Now I’m across the transverse I come to the Jackie Onassis Reservoir. A vast body of water covering the width of the park and extending from 86th to 96th St. I walk anti-clockwise around it, the preferred direction. It takes around 45 minutes non stop to circumnavigate the reservoir. It’s big.
As I’m walking joggers fly by, their feet crunching on the gravel track. People stop and take photos, which I fo when I’m at the northern point. It’s coming on sunset, so I stop for a while to see what the sunset will bring. It’s a rather lacklustre display tonight, some clouds move in. I take some photos and continue my walk. I finish the loop and then head out of the park. I walk down Central Park West for five blocks before descending into the subway at 81st Street. I change at 59th Street from the C to the ! And end up at 42nd St. I get a bit turned around in the subway and emerge at the wrong end at 42nd St, the exit brings me up at 40th St. I walk for a block searching for some landmarks, follow the light basically and find my way home.

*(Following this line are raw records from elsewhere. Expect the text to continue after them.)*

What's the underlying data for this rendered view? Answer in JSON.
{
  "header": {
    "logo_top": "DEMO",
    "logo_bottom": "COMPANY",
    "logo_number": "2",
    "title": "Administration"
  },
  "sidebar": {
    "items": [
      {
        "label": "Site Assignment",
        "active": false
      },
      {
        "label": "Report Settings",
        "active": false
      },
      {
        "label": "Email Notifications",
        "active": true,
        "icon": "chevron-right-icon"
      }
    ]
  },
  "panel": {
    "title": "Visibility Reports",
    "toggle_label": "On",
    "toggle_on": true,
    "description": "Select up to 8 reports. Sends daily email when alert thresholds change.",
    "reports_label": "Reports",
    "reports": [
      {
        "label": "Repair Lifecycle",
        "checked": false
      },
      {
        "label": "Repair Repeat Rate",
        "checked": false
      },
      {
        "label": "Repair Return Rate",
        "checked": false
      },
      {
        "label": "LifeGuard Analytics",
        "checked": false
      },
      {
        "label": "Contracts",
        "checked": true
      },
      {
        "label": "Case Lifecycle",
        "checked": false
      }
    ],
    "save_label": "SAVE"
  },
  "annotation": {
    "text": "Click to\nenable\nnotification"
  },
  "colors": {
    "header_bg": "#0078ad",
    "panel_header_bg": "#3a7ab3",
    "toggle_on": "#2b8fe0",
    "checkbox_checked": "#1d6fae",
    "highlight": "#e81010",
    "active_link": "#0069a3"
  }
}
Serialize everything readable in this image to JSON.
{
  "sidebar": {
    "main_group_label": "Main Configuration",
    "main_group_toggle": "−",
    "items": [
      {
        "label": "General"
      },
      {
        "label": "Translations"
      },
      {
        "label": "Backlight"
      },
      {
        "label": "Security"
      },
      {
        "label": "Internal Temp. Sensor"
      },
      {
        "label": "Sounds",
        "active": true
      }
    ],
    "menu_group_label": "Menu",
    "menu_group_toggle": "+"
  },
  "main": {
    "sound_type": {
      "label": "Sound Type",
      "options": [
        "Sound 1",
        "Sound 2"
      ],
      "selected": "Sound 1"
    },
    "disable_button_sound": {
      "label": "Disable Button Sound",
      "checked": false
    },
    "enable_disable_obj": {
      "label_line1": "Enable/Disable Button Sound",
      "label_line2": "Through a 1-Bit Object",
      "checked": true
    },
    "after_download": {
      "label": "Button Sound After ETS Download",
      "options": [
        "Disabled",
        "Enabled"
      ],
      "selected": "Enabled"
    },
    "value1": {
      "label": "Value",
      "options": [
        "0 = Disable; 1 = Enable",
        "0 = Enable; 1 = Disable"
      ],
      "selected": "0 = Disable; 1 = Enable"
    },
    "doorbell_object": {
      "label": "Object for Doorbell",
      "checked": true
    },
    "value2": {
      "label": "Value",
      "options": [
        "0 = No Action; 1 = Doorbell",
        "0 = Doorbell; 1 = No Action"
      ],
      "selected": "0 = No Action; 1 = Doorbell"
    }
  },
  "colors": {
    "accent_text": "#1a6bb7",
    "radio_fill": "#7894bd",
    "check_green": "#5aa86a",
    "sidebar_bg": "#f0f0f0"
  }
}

Mardi is resting peacefully in our room and we sit and rest for a while. We’ve got a big night planned. We are off to Eleven Madison Park for dinner. It has become a special part of our visit to NYC over the years. Sublime food, impeccable service and beautiful surroundings. We sit and chat for three hours as we work through the tasting menu. We relive our trip, enjoying the highlights again and recognise how fortunate we are. We also talk about our 2019. It’s been tough in parts, Mardi being made redundant, some illnesses earlier in the year for Mardi and in the middle of the year for me. Our cats have also been incredibly sick this year, we almost lost two around Easter and are loving with one with advanced cancer. Mardi finished her degree, and while she is free of study now, the effort invested was massive. We also lost Mardi’s father this year. We were also able to repair and renovate our bathroom and courtyard during the year. As we are enjoying dessert we chat to the staff at the restaurant. We talk about NYC and some of the highlights of our trip. We eventually pull on our coats and ride the subway home, arriving home a little after midnight.